Both of those are just as good a reason as anything else to be aligned with a faith or religion and the sense of community it brings. Those are two tangible reasons I think Chip does this project and then you don’t question him. By the end of the pilot, he’s talking to his dead friend, and at the beginning of the episode, he’s drinking and shut off. [He starts the show] thinking that talking to his friend or grieving isn’t going to do any good. He’s a typical guy in that situation.
Like you just mentioned, this show is inspired by A.J. Jacob’s book Living Biblically. In his TED Talk, Jacobs says, “Whether or not there’s a God, there’s something important about sacredness.” How does comedy–and maybe even this show in general–bring us closer to what we see as sacred?
Something that’s been kind of shocking to me is how many tweets I’ve seen that are angry just at the idea that there would be a comedy about the Bible and religion. These are from people who haven’t seen the show or don’t know anything about the tone.
To me, comedy is the absolute best way to talk about these really serious issues, and I’m not talking about like Bill Maher saying something about how if you believe in God, you’re stupid. That’s not helping anybody. All it does is make people who agree with him laugh and feel superior, and everyone else feels offended.
What this show is trying to do is discuss these issues and get people laughing. Maybe it makes you question what you think or believe, or maybe it reinforces it, but if you’re laughing, you’re not so focused on that. People approach any discussion about religion with such trepidation and fear. Faith is a very delicate thing. I get all that. But if you’re laughing about it… I know me and my friends–some religious and some atheist–when we discuss religious issues, there’s a great deal of laughter and fun. And I think that’s why they’re better conversations, frankly. It’s not all somber and serious, as a lot of religious entertainment is. I thought a comedy was the best way to deal with this, and I think there’s a way to make stuff funny without mocking.
It’s hard but that was a number one goal of the show: to not go with cheaper, easier laughs. I really wanted this show to be a little deeper and I wanted discussions to happen after the show. It would be a thrill to me if pastors were discussing the show in their sermons each week. I think it really does bring these very old laws and rules into the modern day. And, at the end of the day, I think [Living Biblically] is a very moral show. Everyone always assumes everything done by Hollywood is immoral and the show, really at its core, is telling a lesson each week in a funny way about how to be a good and better person.

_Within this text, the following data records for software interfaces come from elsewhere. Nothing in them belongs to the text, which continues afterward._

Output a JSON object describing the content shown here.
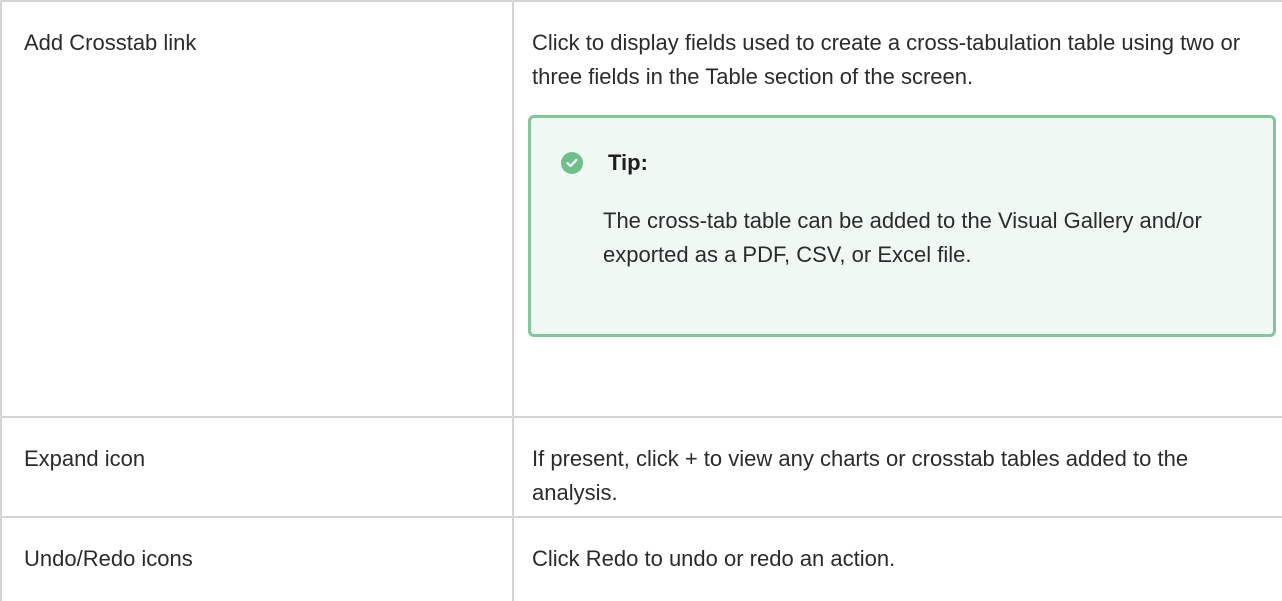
{
  "rows": [
    {
      "term": "Add Crosstab link",
      "description": "Click to display fields used to create a cross-tabulation table using two or three fields in the Table section of the screen.",
      "tip": {
        "title": "Tip:",
        "body": "The cross-tab table can be added to the Visual Gallery and/or exported as a PDF, CSV, or Excel file.",
        "icon": "check-circle-icon",
        "accent_color": "#82c79a",
        "background_color": "#eff8f2"
      }
    },
    {
      "term": "Expand icon",
      "description": "If present, click + to view any charts or crosstab tables added to the analysis."
    },
    {
      "term": "Undo/Redo icons",
      "description": "Click Redo to undo or redo an action."
    }
  ]
}
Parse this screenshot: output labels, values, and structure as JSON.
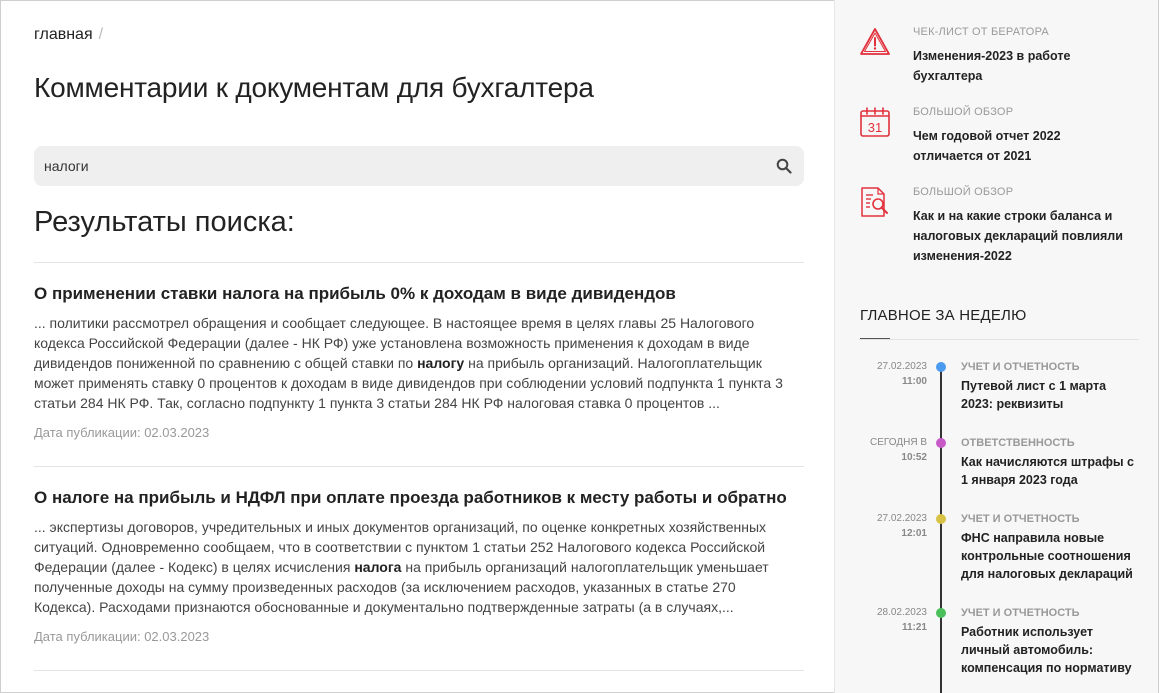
{
  "breadcrumb": {
    "home": "главная",
    "separator": "/"
  },
  "page_title": "Комментарии к документам для бухгалтера",
  "search": {
    "value": "налоги",
    "icon": "search-icon"
  },
  "results_title": "Результаты поиска:",
  "results": [
    {
      "title": "О применении ставки налога на прибыль 0% к доходам в виде дивидендов",
      "title_parts": {
        "pre": "О применении ставки ",
        "bold": "налога",
        "post": " на прибыль 0% к доходам в виде дивидендов"
      },
      "snippet_lines": [
        "... политики рассмотрел обращения и сообщает следующее. В настоящее время в целях главы 25 Налогового",
        "кодекса Российской Федерации (далее - НК РФ) уже установлена возможность применения к доходам в виде",
        "дивидендов пониженной по сравнению с общей ставки по |налогу| на прибыль организаций. Налогоплательщик",
        "может применять ставку 0 процентов к доходам в виде дивидендов при соблюдении условий подпункта 1 пункта 3",
        "статьи 284 НК РФ. Так, согласно подпункту 1 пункта 3 статьи 284 НК РФ налоговая ставка 0 процентов ..."
      ],
      "date": "Дата публикации: 02.03.2023"
    },
    {
      "title": "О налоге на прибыль и НДФЛ при оплате проезда работников к месту работы и обратно",
      "title_parts": {
        "pre": "О ",
        "bold": "налоге",
        "post": " на прибыль и НДФЛ при оплате проезда работников к месту работы и обратно"
      },
      "snippet_lines": [
        "... экспертизы договоров, учредительных и иных документов организаций, по оценке конкретных хозяйственных",
        "ситуаций. Одновременно сообщаем, что в соответствии с пунктом 1 статьи 252 Налогового кодекса Российской",
        "Федерации (далее - Кодекс) в целях исчисления |налога| на прибыль организаций налогоплательщик уменьшает",
        "полученные доходы на сумму произведенных расходов (за исключением расходов, указанных в статье 270",
        "Кодекса). Расходами признаются обоснованные и документально подтвержденные затраты (а в случаях,..."
      ],
      "date": "Дата публикации: 02.03.2023"
    }
  ],
  "sidebar": {
    "accent": "#e2313c",
    "promos": [
      {
        "icon": "warning-icon",
        "kicker": "ЧЕК-ЛИСТ ОТ БЕРАТОРА",
        "title": "Изменения-2023 в работе бухгалтера"
      },
      {
        "icon": "calendar-icon",
        "calendar_day": "31",
        "kicker": "БОЛЬШОЙ ОБЗОР",
        "title": "Чем годовой отчет 2022 отличается от 2021"
      },
      {
        "icon": "document-search-icon",
        "kicker": "БОЛЬШОЙ ОБЗОР",
        "title": "Как и на какие строки баланса и налоговых деклараций повлияли изменения-2022"
      }
    ],
    "week_title": "ГЛАВНОЕ ЗА НЕДЕЛЮ",
    "news": [
      {
        "date": "27.02.2023",
        "time": "11:00",
        "category": "УЧЕТ И ОТЧЕТНОСТЬ",
        "title": "Путевой лист с 1 марта 2023: реквизиты",
        "dot_color": "#4a9af0"
      },
      {
        "date": "СЕГОДНЯ В",
        "time": "10:52",
        "category": "ОТВЕТСТВЕННОСТЬ",
        "title": "Как начисляются штрафы с 1 января 2023 года",
        "dot_color": "#c85ac8"
      },
      {
        "date": "27.02.2023",
        "time": "12:01",
        "category": "УЧЕТ И ОТЧЕТНОСТЬ",
        "title": "ФНС направила новые контрольные соотношения для налоговых деклараций",
        "dot_color": "#d8c246"
      },
      {
        "date": "28.02.2023",
        "time": "11:21",
        "category": "УЧЕТ И ОТЧЕТНОСТЬ",
        "title": "Работник использует личный автомобиль: компенсация по нормативу",
        "dot_color": "#4ac05a"
      }
    ]
  }
}
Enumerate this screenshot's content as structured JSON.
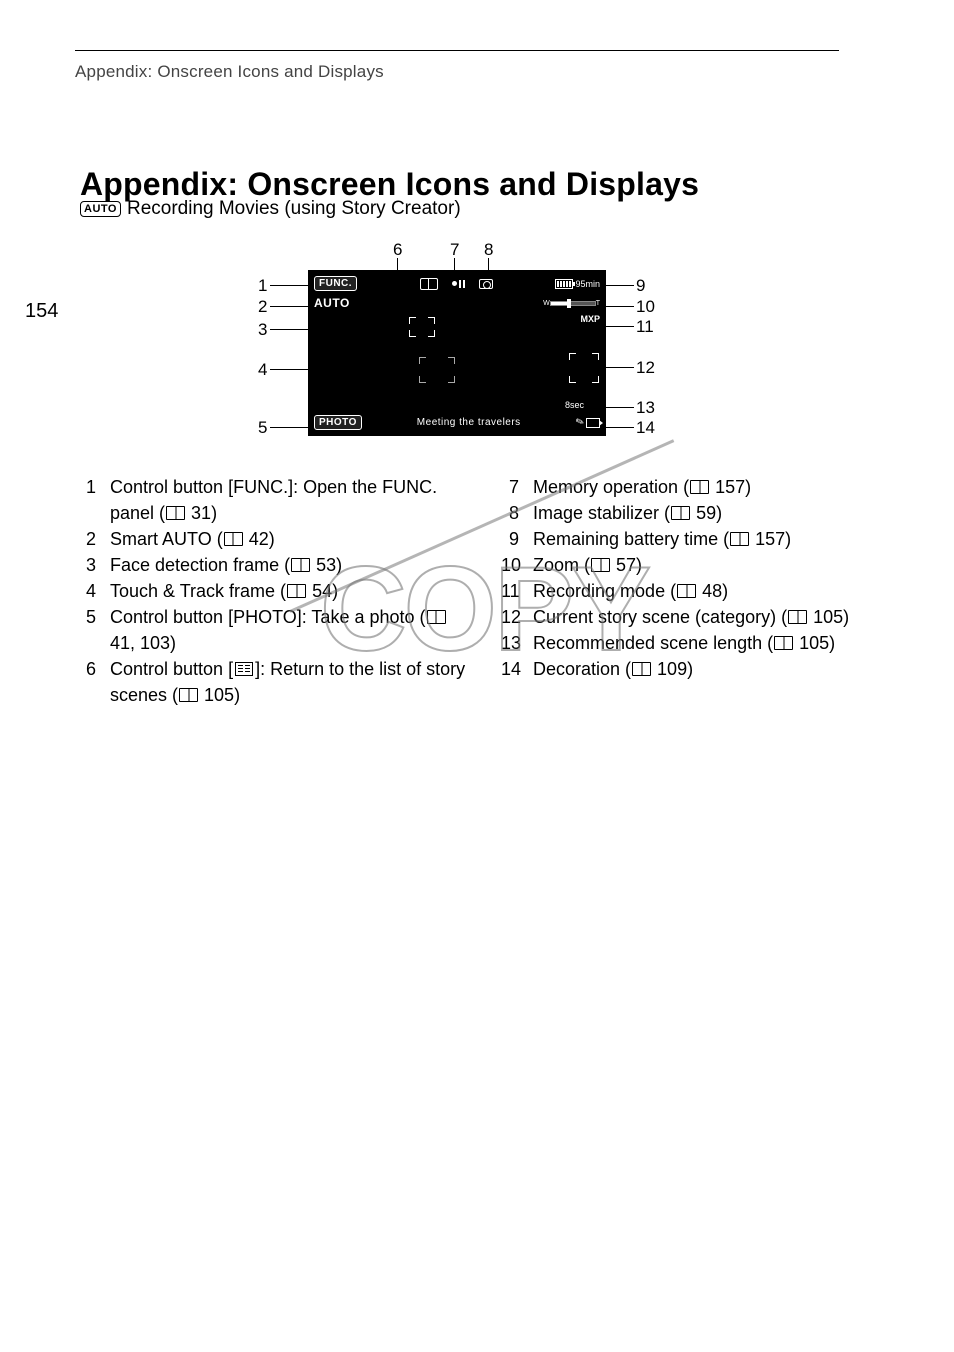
{
  "breadcrumb": "Appendix: Onscreen Icons and Displays",
  "page_number": "154",
  "title": "Appendix: Onscreen Icons and Displays",
  "subtitle_badge": "AUTO",
  "subtitle_text": "Recording Movies (using Story Creator)",
  "watermark": "COPY",
  "diagram": {
    "callouts_top": {
      "c6": "6",
      "c7": "7",
      "c8": "8"
    },
    "callouts_left": {
      "c1": "1",
      "c2": "2",
      "c3": "3",
      "c4": "4",
      "c5": "5"
    },
    "callouts_right": {
      "c9": "9",
      "c10": "10",
      "c11": "11",
      "c12": "12",
      "c13": "13",
      "c14": "14"
    },
    "screen": {
      "func_label": "FUNC.",
      "auto_label": "AUTO",
      "photo_label": "PHOTO",
      "batt_text": "95min",
      "mxp": "MXP",
      "sec": "8sec",
      "scene": "Meeting the travelers",
      "zoom_w": "W",
      "zoom_t": "T"
    }
  },
  "legend_left": [
    {
      "n": "1",
      "text": "Control button [FUNC.]: Open the FUNC. panel (",
      "ref": " 31)"
    },
    {
      "n": "2",
      "text": "Smart AUTO (",
      "ref": " 42)"
    },
    {
      "n": "3",
      "text": "Face detection frame (",
      "ref": " 53)"
    },
    {
      "n": "4",
      "text": "Touch & Track frame (",
      "ref": " 54)"
    },
    {
      "n": "5",
      "text": "Control button [PHOTO]: Take a photo (",
      "ref": " 41, 103)"
    },
    {
      "n": "6",
      "text_pre": "Control button [",
      "text_mid": "]: Return to the list of story scenes (",
      "ref": " 105)"
    }
  ],
  "legend_right": [
    {
      "n": "7",
      "text": "Memory operation (",
      "ref": " 157)"
    },
    {
      "n": "8",
      "text": "Image stabilizer (",
      "ref": " 59)"
    },
    {
      "n": "9",
      "text": "Remaining battery time (",
      "ref": " 157)"
    },
    {
      "n": "10",
      "text": "Zoom (",
      "ref": " 57)"
    },
    {
      "n": "11",
      "text": "Recording mode (",
      "ref": " 48)"
    },
    {
      "n": "12",
      "text": "Current story scene (category) (",
      "ref": " 105)"
    },
    {
      "n": "13",
      "text": "Recommended scene length (",
      "ref": " 105)"
    },
    {
      "n": "14",
      "text": "Decoration (",
      "ref": " 109)"
    }
  ]
}
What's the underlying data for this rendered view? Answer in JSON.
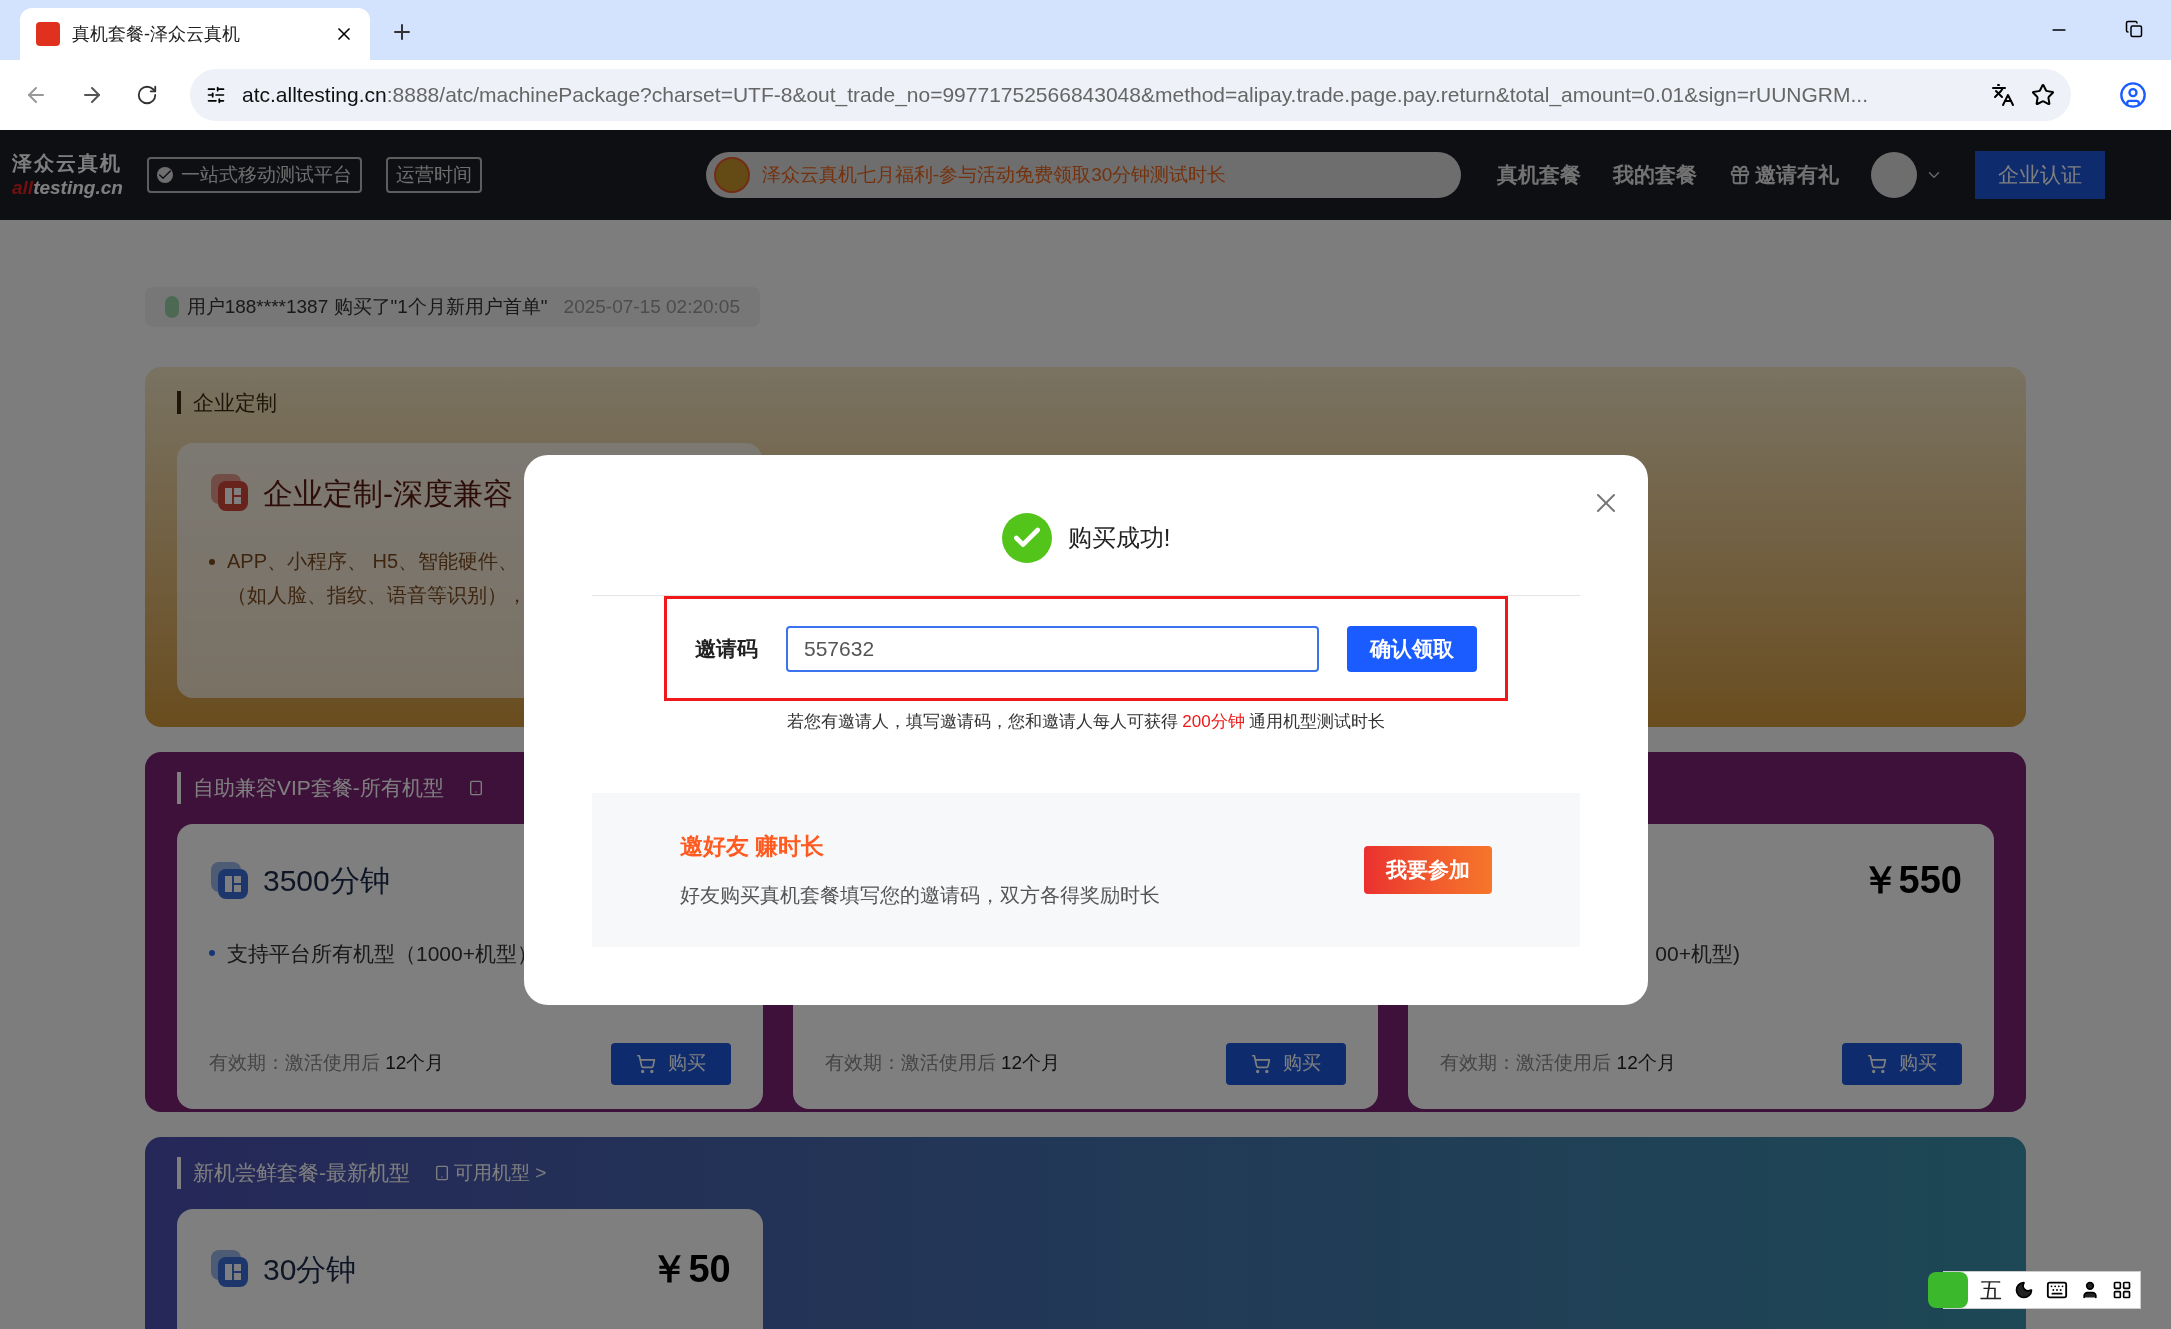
{
  "browser": {
    "tab_title": "真机套餐-泽众云真机",
    "url_host": "atc.alltesting.cn",
    "url_rest": ":8888/atc/machinePackage?charset=UTF-8&out_trade_no=99771752566843048&method=alipay.trade.page.pay.return&total_amount=0.01&sign=rUUNGRM..."
  },
  "header": {
    "logo_cn": "泽众云真机",
    "logo_en_highlight": "all",
    "logo_en_rest": "testing.cn",
    "badges": [
      {
        "label": "一站式移动测试平台",
        "kind": "check"
      },
      {
        "label": "运营时间",
        "kind": "plain"
      }
    ],
    "banner": "泽众云真机七月福利-参与活动免费领取30分钟测试时长",
    "nav": [
      {
        "label": "真机套餐",
        "kind": "plain"
      },
      {
        "label": "我的套餐",
        "kind": "plain"
      },
      {
        "label": "邀请有礼",
        "kind": "gift"
      }
    ],
    "cta": "企业认证"
  },
  "ticker": [
    {
      "user": "用户188****1387",
      "action": "购买了\"1个月新用户首单\"",
      "time": "2025-07-15 02:20:05"
    }
  ],
  "enterprise": {
    "title": "企业定制",
    "card_title": "企业定制-深度兼容",
    "bullet_lines": [
      "APP、小程序、 H5、智能硬件、",
      "（如人脸、指纹、语音等识别），"
    ]
  },
  "vip": {
    "title": "自助兼容VIP套餐-所有机型",
    "cards": [
      {
        "title": "3500分钟",
        "feature": "支持平台所有机型（1000+机型）",
        "validity_label": "有效期：激活使用后",
        "validity_value": "12个月",
        "buy": "购买"
      },
      {
        "validity_label": "有效期：激活使用后",
        "validity_value": "12个月",
        "buy": "购买"
      },
      {
        "price": "￥550",
        "feature": "00+机型)",
        "validity_label": "有效期：激活使用后",
        "validity_value": "12个月",
        "buy": "购买"
      }
    ]
  },
  "newest": {
    "title": "新机尝鲜套餐-最新机型",
    "link": "可用机型 >",
    "cards": [
      {
        "title": "30分钟",
        "price": "￥50"
      }
    ]
  },
  "modal": {
    "title": "购买成功!",
    "invite_label": "邀请码",
    "invite_value": "557632",
    "confirm": "确认领取",
    "hint_before": "若您有邀请人，填写邀请码，您和邀请人每人可获得",
    "hint_highlight": "200分钟",
    "hint_after": "通用机型测试时长",
    "promo_title": "邀好友 赚时长",
    "promo_desc": "好友购买真机套餐填写您的邀请码，双方各得奖励时长",
    "promo_button": "我要参加"
  },
  "ime": {
    "mode": "五"
  }
}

Inspired by The Year of Living Biblically by A.J. Jacobs, Living Biblically premiered Monday, Feb. 26, 2018 at 9:30 ET on CBS. Follow the show on Twitter at @LivinBiblically.